What you have to do: Determine how many lines below contain the string "screenshot" and give that number without anything else.

Given information:
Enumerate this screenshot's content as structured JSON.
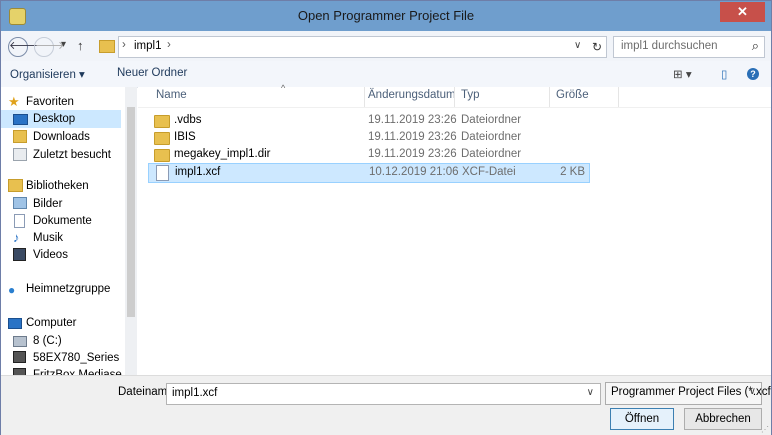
{
  "window": {
    "title": "Open Programmer Project File",
    "close_glyph": "✕"
  },
  "address": {
    "back_glyph": "🡐",
    "forward_glyph": "🡒",
    "dropdown_glyph": "▾",
    "up_glyph": "↑",
    "sep_glyph": "›",
    "crumb": "impl1",
    "crumb_sep": "›",
    "caret": "∨",
    "refresh_glyph": "↻",
    "search_placeholder": "impl1 durchsuchen",
    "search_icon": "⌕"
  },
  "toolbar": {
    "organize": "Organisieren ▾",
    "new_folder": "Neuer Ordner",
    "view_glyph": "⊞ ▾",
    "pane_glyph": "▯",
    "help_glyph": "?"
  },
  "sidebar": {
    "favorites": "Favoriten",
    "desktop": "Desktop",
    "downloads": "Downloads",
    "recent": "Zuletzt besucht",
    "libraries": "Bibliotheken",
    "pictures": "Bilder",
    "documents": "Dokumente",
    "music": "Musik",
    "videos": "Videos",
    "homegroup": "Heimnetzgruppe",
    "computer": "Computer",
    "drive_c": "8 (C:)",
    "printer1": "58EX780_Series",
    "printer2": "FritzBox Mediase"
  },
  "columns": {
    "name": "Name",
    "date": "Änderungsdatum",
    "type": "Typ",
    "size": "Größe"
  },
  "files": [
    {
      "name": ".vdbs",
      "date": "19.11.2019 23:26",
      "type": "Dateiordner",
      "size": "",
      "icon": "folder"
    },
    {
      "name": "IBIS",
      "date": "19.11.2019 23:26",
      "type": "Dateiordner",
      "size": "",
      "icon": "folder"
    },
    {
      "name": "megakey_impl1.dir",
      "date": "19.11.2019 23:26",
      "type": "Dateiordner",
      "size": "",
      "icon": "folder"
    },
    {
      "name": "impl1.xcf",
      "date": "10.12.2019 21:06",
      "type": "XCF-Datei",
      "size": "2 KB",
      "icon": "file"
    }
  ],
  "footer": {
    "filename_label": "Dateiname:",
    "filename_value": "impl1.xcf",
    "filename_caret": "∨",
    "filter": "Programmer Project Files (*.xcf",
    "filter_caret": "∨",
    "open": "Öffnen",
    "cancel": "Abbrechen"
  },
  "colors": {
    "titlebar": "#6f9ecd",
    "close": "#c7504a",
    "selection": "#cde8ff"
  }
}
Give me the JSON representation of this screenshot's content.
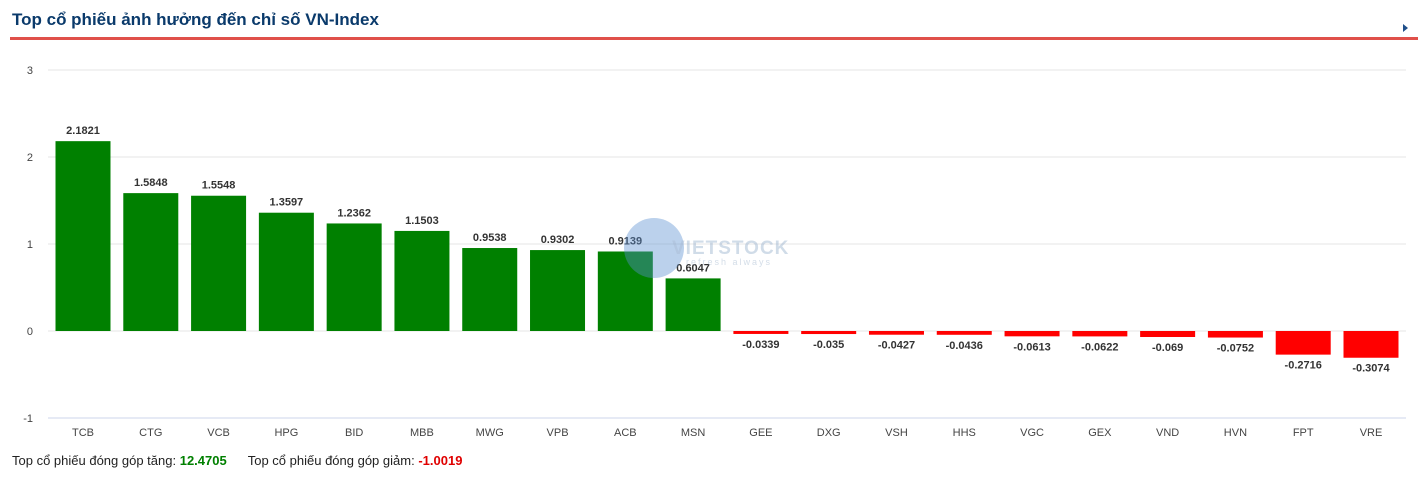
{
  "header": {
    "title": "Top cổ phiếu ảnh hưởng đến chỉ số VN-Index"
  },
  "watermark": {
    "brand": "VIETSTOCK",
    "tagline": "refresh always"
  },
  "footer": {
    "up_label": "Top cổ phiếu đóng góp tăng:",
    "up_value": "12.4705",
    "down_label": "Top cổ phiếu đóng góp giảm:",
    "down_value": "-1.0019"
  },
  "colors": {
    "positive": "#008000",
    "negative": "#ff0000",
    "title": "#0a3a6b",
    "rule": "#e0504a"
  },
  "chart_data": {
    "type": "bar",
    "title": "Top cổ phiếu ảnh hưởng đến chỉ số VN-Index",
    "xlabel": "",
    "ylabel": "",
    "ylim": [
      -1,
      3
    ],
    "yticks": [
      -1,
      0,
      1,
      2,
      3
    ],
    "grid": true,
    "categories": [
      "TCB",
      "CTG",
      "VCB",
      "HPG",
      "BID",
      "MBB",
      "MWG",
      "VPB",
      "ACB",
      "MSN",
      "GEE",
      "DXG",
      "VSH",
      "HHS",
      "VGC",
      "GEX",
      "VND",
      "HVN",
      "FPT",
      "VRE"
    ],
    "values": [
      2.1821,
      1.5848,
      1.5548,
      1.3597,
      1.2362,
      1.1503,
      0.9538,
      0.9302,
      0.9139,
      0.6047,
      -0.0339,
      -0.035,
      -0.0427,
      -0.0436,
      -0.0613,
      -0.0622,
      -0.069,
      -0.0752,
      -0.2716,
      -0.3074
    ],
    "labels": [
      "2.1821",
      "1.5848",
      "1.5548",
      "1.3597",
      "1.2362",
      "1.1503",
      "0.9538",
      "0.9302",
      "0.9139",
      "0.6047",
      "-0.0339",
      "-0.035",
      "-0.0427",
      "-0.0436",
      "-0.0613",
      "-0.0622",
      "-0.069",
      "-0.0752",
      "-0.2716",
      "-0.3074"
    ]
  }
}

Solution to this problem: 2